Maintaining street lights and fire hydrants is an expensive job. Now, the Lansing Board of Water and Light is paid $5.5 million a year to get it done. The City of Lansing pays for the service out of its general fund, which is millions of dollars in the hole for the upcoming fiscal year. The financial health team suggested a solution to save the general fund and put the cost directly on customers' bills.
"Most people's property tax have actually gone down so they're not going to see an increase in cost, it's simply a shift in how it's paid for and frees that money then to do police protection, fire protection," said leader of the Financial Health Team and former Lansing Mayor David Hollister.

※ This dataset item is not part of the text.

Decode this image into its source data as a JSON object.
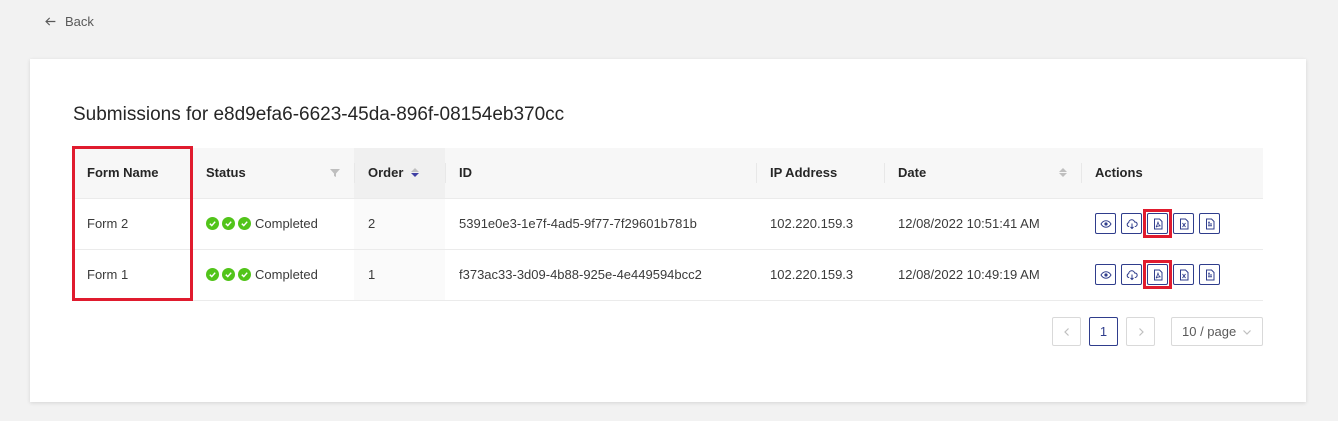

If this recommendation is adopted, the average rate hike per family is about $46 per year, less than $4 a month. However, the increase on businesses, depending on the size, can be around $1300. Any rate change must be approved by the BWL Board of Commissioners. Chair Sandy Zerkle says they haven't taken a stance on whether to support or object this suggestion.
"We can't really act on anything until we actually get a proposal from the city if that's what they want to do," Zerkle said.
However, Hollister says the city must find different ways to do business and to replace the revenue lost from property taxes.
"If people choose not to do this, we got to find an additional $5 million in cuts."